|Beetle dances on head of a pin.|
This sent me on an Internet search. I typed “microscopic beauty” and clicked “images” and was taken into fascinating places. Some of the links are at the end of this post.*
The verse for today is about worship, but also about coming to the Lord in an awareness of what He has done in creating us, His creatures.
Worship the Lord in the splendor of holiness; tremble before him, all the earth! (Psalm 96:9)

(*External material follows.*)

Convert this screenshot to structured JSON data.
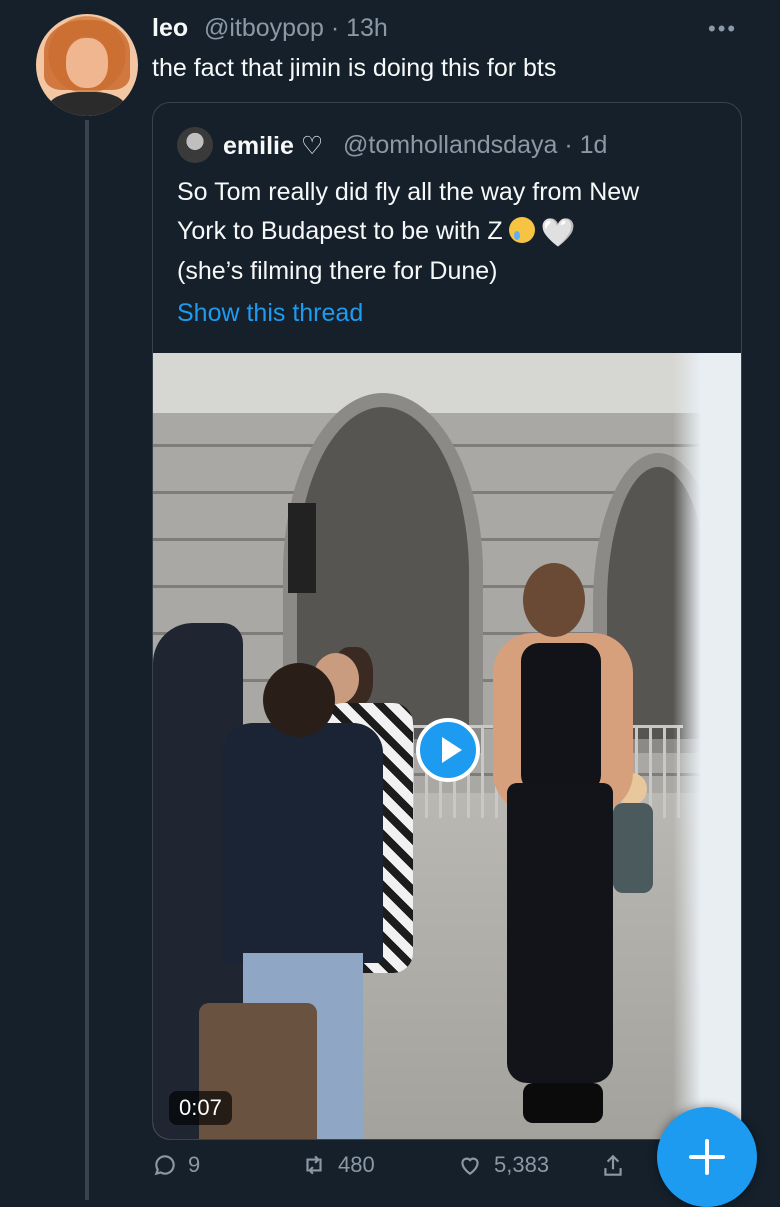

By doing a little research, I found that the word translated “splendor” is associated with what adorns me as a child and creation of God, but also the glory of nature as together we reflect the goodness of God. That is, the emphasis is not on the worshipper except that in worship, God brings to our hearts the realization of His holiness and beauty of God, and that brings out a response that is comparable to what He reveals. One writer said this verse could be translated as “Prostrate yourselves before the Lord when he appears in holiness” but it could also say, “When you see the glory of God, you cannot help but worship Him as a reflection of His glory.”
The Bible says, “The heavens declare the glory of God, and the sky above proclaims his handiwork” (Psalm 19:1). As I looked at those microscopic images, I thought that the earth certainly declares the beauty of God. It is reflected in His handiwork. This is not confined to butterfly wings and tiny plants, but includes humanity.

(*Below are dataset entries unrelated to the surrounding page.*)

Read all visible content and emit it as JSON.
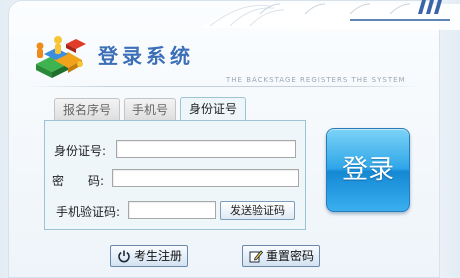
{
  "header": {
    "title": "登录系统",
    "subtitle": "THE BACKSTAGE REGISTERS THE SYSTEM"
  },
  "tabs": [
    {
      "label": "报名序号",
      "active": false
    },
    {
      "label": "手机号",
      "active": false
    },
    {
      "label": "身份证号",
      "active": true
    }
  ],
  "form": {
    "id_label": "身份证号:",
    "id_value": "",
    "password_label": "密　　码:",
    "password_value": "",
    "sms_label": "手机验证码:",
    "sms_value": "",
    "send_code_label": "发送验证码"
  },
  "login_button": "登录",
  "footer": {
    "register_label": "考生注册",
    "reset_label": "重置密码"
  },
  "colors": {
    "accent": "#2ea6e8",
    "title": "#3b6fb8",
    "form_bg": "#eef6fa",
    "form_border": "#9cc3d6"
  },
  "icons": {
    "register": "power-icon",
    "reset": "edit-icon",
    "logo": "cube-people-logo"
  }
}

I praise you, for I am fearfully and wonderfully made. Wonderful are your works; my soul knows it very well. My frame was not hidden from you, when I was being made in secret, intricately woven in the depths of the earth. Your eyes saw my unformed substance; in your book were written, every one of them, the days that were formed for me, when as yet there was none of them. (Psalm 139:14–16)
Recognizing that God creates beauty in the tiniest details, including the retina of my eye and the tissue in my lungs puts an awe for Him in my heart. This ‘seeing’ is not about me, but about my beautiful God. Today’s devotional reading says it well:
The psalmist is appealing to people to praise God, calling them to recognize his greatness, his glory, calling them to think of his power and majesty, urging them to answer the things their eyes see and their hearts feel by offering praise to him. In this call so poetic and full of beauty is revealed the meaning of worship, its condition and glory. “O worship the LORD.” The supreme thing is worship. But how is worship to be rendered? “In the beauty of holiness.” Wherever you find beauty, it is the outcome of holiness. Wherever you find beauty as the outcome of holiness, that beauty itself is incense, is worship. To live the life of holiness is to live the life of beauty, and that is to worship.
God is a God of glory. God is a God of love. But he is also the God of beauty. His glory and beauty are seen in the blossoms, in the starry heavens, in tiny organisms as well as majestic mountains and the sunlit sky beyond them. The beauty of flowers in form and color and perfume is from a beautiful Creator, but so also is everything that is lovely, even in human beings.
When I look in the mirror, it is so easy to focus on the blemishes, the hair out of place, the unwanted shapes, but God tells me to look deeper. None of what I see in the mirror is about the glory that is to come, and none of it is a reflection of all that He intends for me.
So we do not lose heart. Though our outer self is wasting away, our inner self is being renewed day by day. For this light momentary affliction is preparing for us an eternal weight of glory beyond all comparison, as we look not to the things that are seen but to the things that are unseen. For the things that are seen are transient, but the things that are unseen are eternal. (2 Corinthians 4:16–18)
Putting all of this together, the Lord gives me a glimpse of His creative power, of the beauty that comes from a mind and heart that simply must overflow with lovely things. And for this, I worship Him.